Isilon/EMC manufactures network-attached data storage (NAS) systems. Its primary software offerings are OneFS, the 'operating system' for their clustered storage systems, and Insight IQ, a full-featured analytics and reporting system offering real-time system monitoring and historical reporting. Isilon hired me to help modernize, simplify and integrate these two software packages. I served as the single staff UX Designer and worked closely with product owners, customers, subject matter experts and developers to research user needs and define requirements, to create information architecture and workflows, to do all interaction design and UI/visual design, and to validate design work.
I spent a great deal of time becoming educated in network operations, communication protocols, data storage, known use cases by industry, and more. I spent a great deal of time becoming familiar and knowledgeable with the existing products.
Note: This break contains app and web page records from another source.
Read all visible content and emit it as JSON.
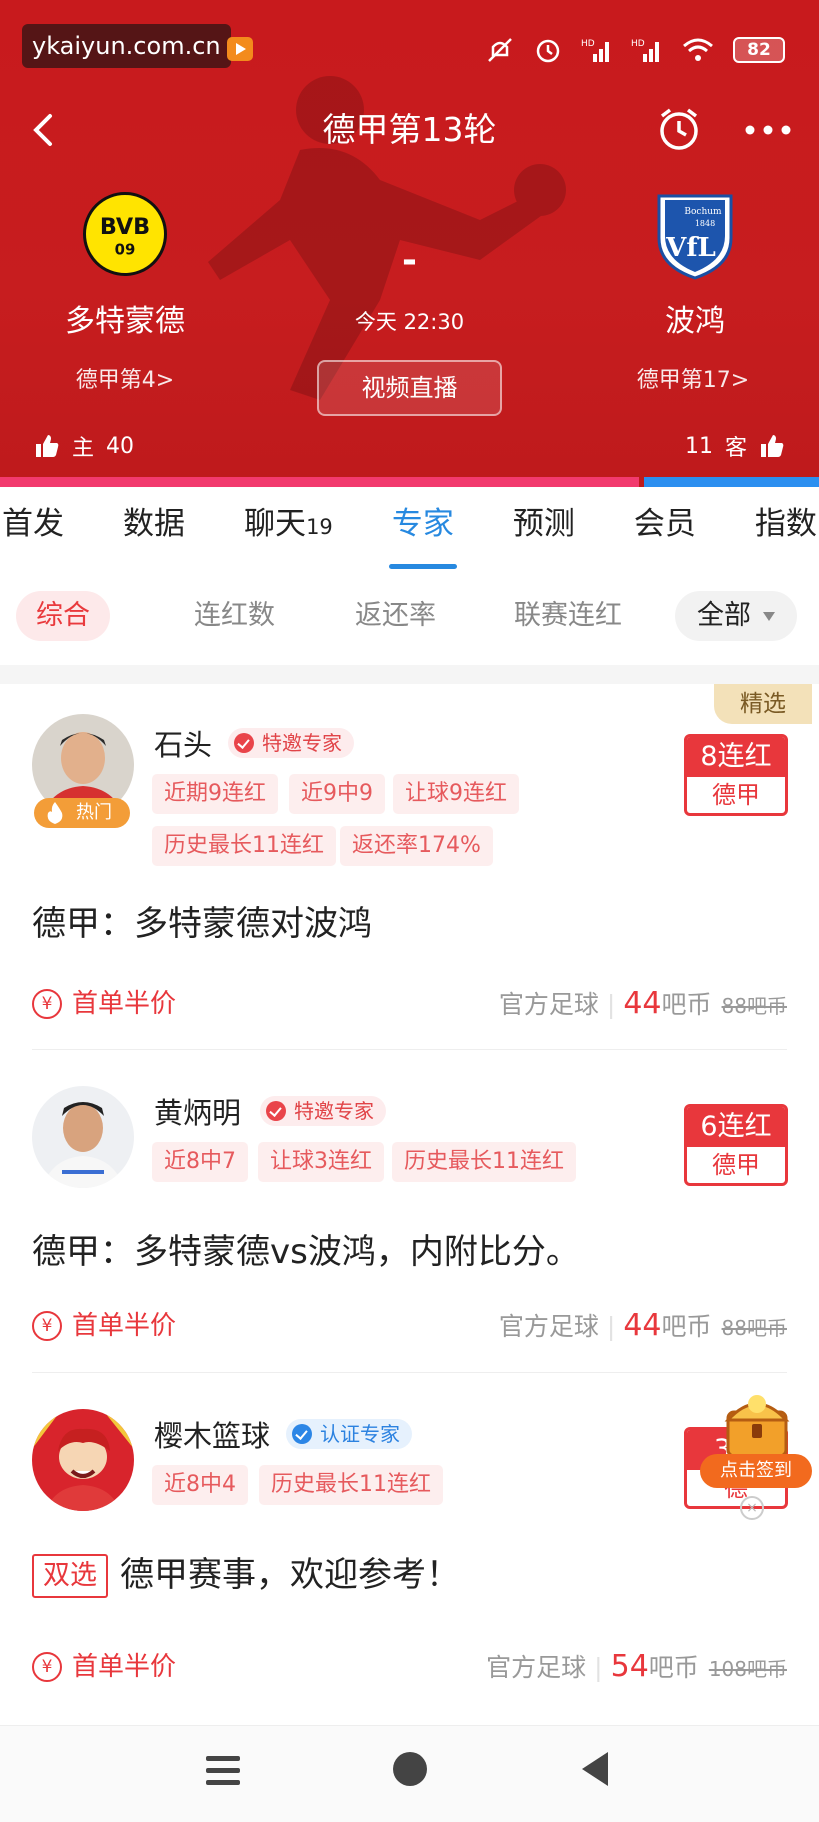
{
  "status_bar": {
    "watermark": "ykaiyun.com.cn",
    "battery": "82"
  },
  "header": {
    "title": "德甲第13轮",
    "home_team": "多特蒙德",
    "away_team": "波鸿",
    "home_logo_text": "BVB",
    "home_logo_num": "09",
    "away_logo_text": "Bochum",
    "away_logo_year": "1848",
    "away_logo_letters": "VfL",
    "score": "-",
    "time": "今天 22:30",
    "home_rank": "德甲第4>",
    "away_rank": "德甲第17>",
    "live_button": "视频直播",
    "home_vote_label": "主",
    "home_vote_count": "40",
    "away_vote_label": "客",
    "away_vote_count": "11",
    "home_vote_share": 0.784
  },
  "tabs": [
    {
      "label": "首发",
      "sub": ""
    },
    {
      "label": "数据",
      "sub": ""
    },
    {
      "label": "聊天",
      "sub": "19"
    },
    {
      "label": "专家",
      "sub": ""
    },
    {
      "label": "预测",
      "sub": ""
    },
    {
      "label": "会员",
      "sub": ""
    },
    {
      "label": "指数",
      "sub": ""
    }
  ],
  "filters": {
    "items": [
      "综合",
      "连红数",
      "返还率",
      "联赛连红"
    ],
    "all": "全部"
  },
  "experts": [
    {
      "name": "石头",
      "badge": "特邀专家",
      "hot": "热门",
      "selected": "精选",
      "tags": [
        "近期9连红",
        "近9中9",
        "让球9连红",
        "历史最长11连红",
        "返还率174%"
      ],
      "streak": "8连红",
      "league": "德甲",
      "dual": "",
      "desc": "德甲：多特蒙德对波鸿",
      "promo": "首单半价",
      "source": "官方足球",
      "price": "44",
      "unit": "吧币",
      "old_price": "88吧币"
    },
    {
      "name": "黄炳明",
      "badge": "特邀专家",
      "tags": [
        "近8中7",
        "让球3连红",
        "历史最长11连红"
      ],
      "streak": "6连红",
      "league": "德甲",
      "dual": "",
      "desc": "德甲：多特蒙德vs波鸿，内附比分。",
      "promo": "首单半价",
      "source": "官方足球",
      "price": "44",
      "unit": "吧币",
      "old_price": "88吧币"
    },
    {
      "name": "樱木篮球",
      "badge": "认证专家",
      "tags": [
        "近8中4",
        "历史最长11连红"
      ],
      "streak": "3连",
      "league": "德",
      "dual": "双选",
      "desc": "德甲赛事，欢迎参考！",
      "promo": "首单半价",
      "source": "官方足球",
      "price": "54",
      "unit": "吧币",
      "old_price": "108吧币"
    }
  ],
  "floating": {
    "checkin": "点击签到"
  },
  "icons": {
    "back": "back-arrow-icon",
    "alarm": "alarm-clock-icon",
    "more": "more-dots-icon",
    "like": "thumb-up-icon",
    "yen": "yen-coin-icon"
  },
  "colors": {
    "header_red": "#c81a1d",
    "accent_blue": "#2789e0",
    "accent_red": "#e8373c",
    "home_bar": "#f23a6e",
    "away_bar": "#2c8ff0"
  }
}
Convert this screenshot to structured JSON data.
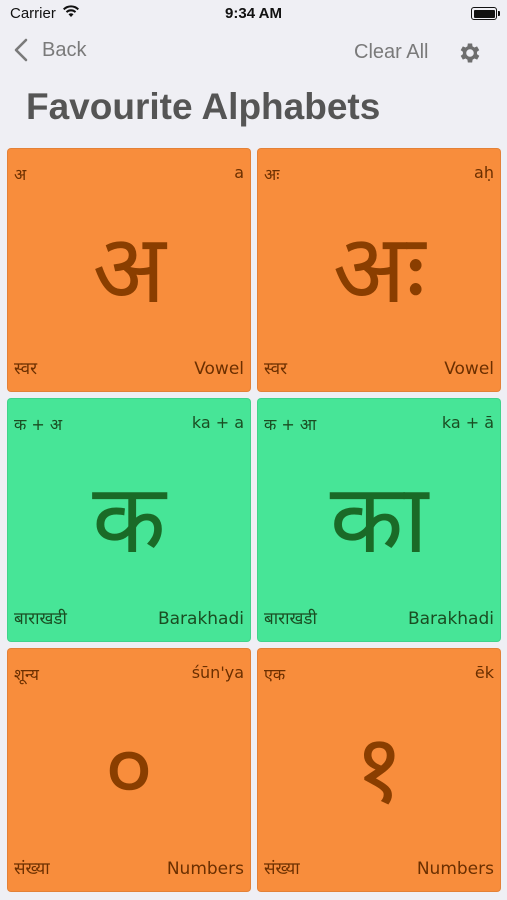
{
  "status_bar": {
    "carrier": "Carrier",
    "time": "9:34 AM",
    "icons": [
      "wifi-icon",
      "battery-icon"
    ]
  },
  "nav": {
    "back_label": "Back",
    "clear_label": "Clear All",
    "settings_icon": "gear-icon"
  },
  "title": "Favourite Alphabets",
  "colors": {
    "vowel_card": "#f88d3c",
    "barakhadi_card": "#47e597",
    "background": "#efeff4"
  },
  "cards": [
    {
      "top_left": "अ",
      "top_right": "a",
      "glyph": "अ",
      "bottom_left": "स्वर",
      "bottom_right": "Vowel",
      "color": "orange"
    },
    {
      "top_left": "अः",
      "top_right": "aḥ",
      "glyph": "अः",
      "bottom_left": "स्वर",
      "bottom_right": "Vowel",
      "color": "orange"
    },
    {
      "top_left": "क + अ",
      "top_right": "ka + a",
      "glyph": "क",
      "bottom_left": "बाराखडी",
      "bottom_right": "Barakhadi",
      "color": "green"
    },
    {
      "top_left": "क + आ",
      "top_right": "ka + ā",
      "glyph": "का",
      "bottom_left": "बाराखडी",
      "bottom_right": "Barakhadi",
      "color": "green"
    },
    {
      "top_left": "शून्य",
      "top_right": "śūn'ya",
      "glyph": "०",
      "bottom_left": "संख्या",
      "bottom_right": "Numbers",
      "color": "orange"
    },
    {
      "top_left": "एक",
      "top_right": "ēk",
      "glyph": "१",
      "bottom_left": "संख्या",
      "bottom_right": "Numbers",
      "color": "orange"
    }
  ]
}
I would redesign InsightIQ as my first responsibility; but as my job would be to redesign both software products, I was looking for points of overlap between the two products so that I could plan for common terminology and interface language, common user flows, potential for common interaction patterns and use of componentized software elements. It was also the case that I would work hand-in-hand with a development team redesigning the command line interface, and it was a primary project goal to create and enable continuing maintenance of consistency between the GUI and the CLI.
I sat with engineers, product managers and customers to understand their perspectives on the products and how they worked well and how they did not. I watched users walk through their use of the products in their daily routine. I watched installations and upgrades and the addition of scaled-up hardware. I conducted days-long whiteboarding sessions on workflows and language.
Eventually, I aggregated what I had heard and seen and represented these learnings in various visualizations of users and goals, scenarios, task flows, significant language change recommendations and more. These ideas were communicated to stakeholders and interested parties for discussion, negotiation and agreement.
After discussing inputs and negotiating goals, recommendations and scoping to a point of agreement, I designed workflows and interaction/behavior for InsightIQ working a sprint ahead of the development team within which I was embedded.
Wireframed designs were reviewed with stakeholders and iterated. Upon agreement, I did visual design/UI design for the application.
Usability testing for InsightIQ returned high results for usability, findability and perceived usefulness. Customer surveys taken after release showed high customer satisfaction. The software is still sold by Dell/EMC as an upgrade to its hardware/OS packages.